    25. Steps to Interim Reclamation • Leave enough flat area to enable setting up the workover rig. • Where possible, recontour everything else to the original, natural contour. • Respread stockpiled topsoil so that vegetation extends up to, or within 10 to 15 feet of the production facilities. Respreading and seeding topsoil allows it to maintain its long-term viability for future use. The rapid reapplication of topsoil that has only been stored only a short period of time, encourages the re-establishment of native plants from viable seed in the soil. • Gravel a drive-around or load-out area, only if necessary. Consider seeding the drive-around and access spur road.

    26. Encourage the Re-establishment of Native Vegetation Proper interim reclamation can lead to the re-establishment of local, native vegetation resulting in the “restoration” of the landscape to nearly its original character.
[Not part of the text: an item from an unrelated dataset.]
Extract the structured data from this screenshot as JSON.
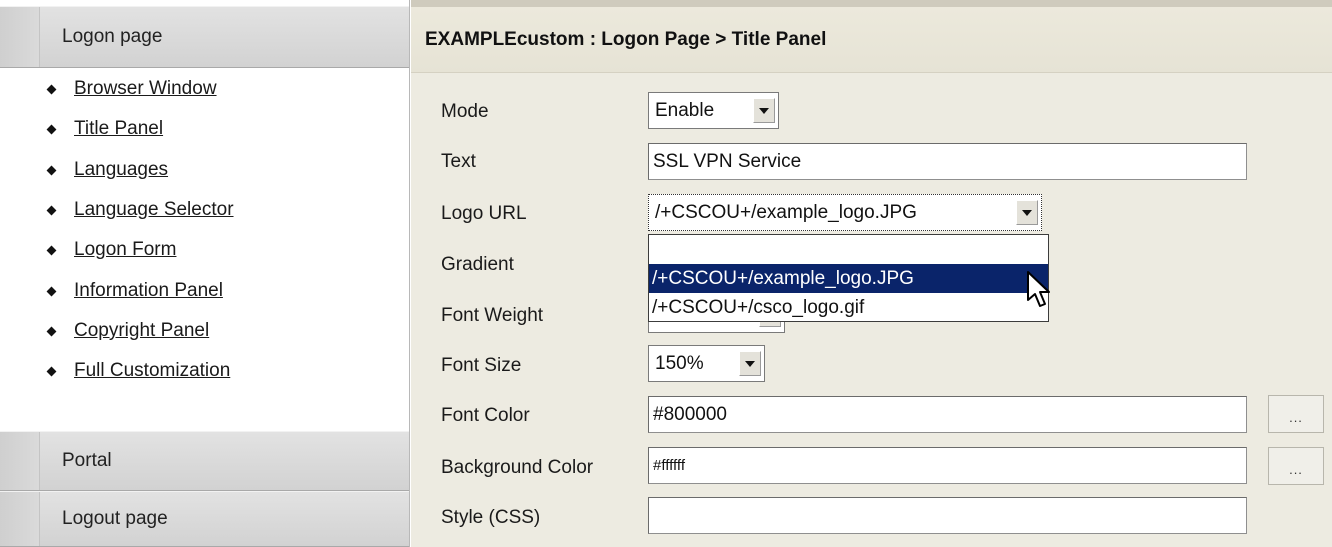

This photo shows an oil field, water injection well with the well location nearly fully “restored” to a native vegetative community. Injection Well Box Area of the Former Well Pad

    27. Barren Areas = Mud + Weeds + Maintenance $ + Lost Forage + Visual Contrast Leaving large, barren well locations during the life of the well will increase visual contrast and other impacts including soil and forage loss, noxious weeds, and maintenance costs. Topsoil that is stockpiled will also lose much of its viability over time. This barren well location could have been reclaimed right up to the pumping unit, making the location very difficult to see in the landscape.

    28. BOTTOM LINE To minimize adverse visual impacts, work with affected parties to ensure unnecessary disturbance will be reduced prior to the submission andapproval of the permit application. This can create a win-win-win situation for the operator, the public, and the BLM. If we did a good job of Interim Reclamation, then the task of Final Reclamation and associated costs will be greatly reduced. Great interim reclamation minimizes visual contrast. Over time, sagebrush will return to the site. Continue on with VRM Part 4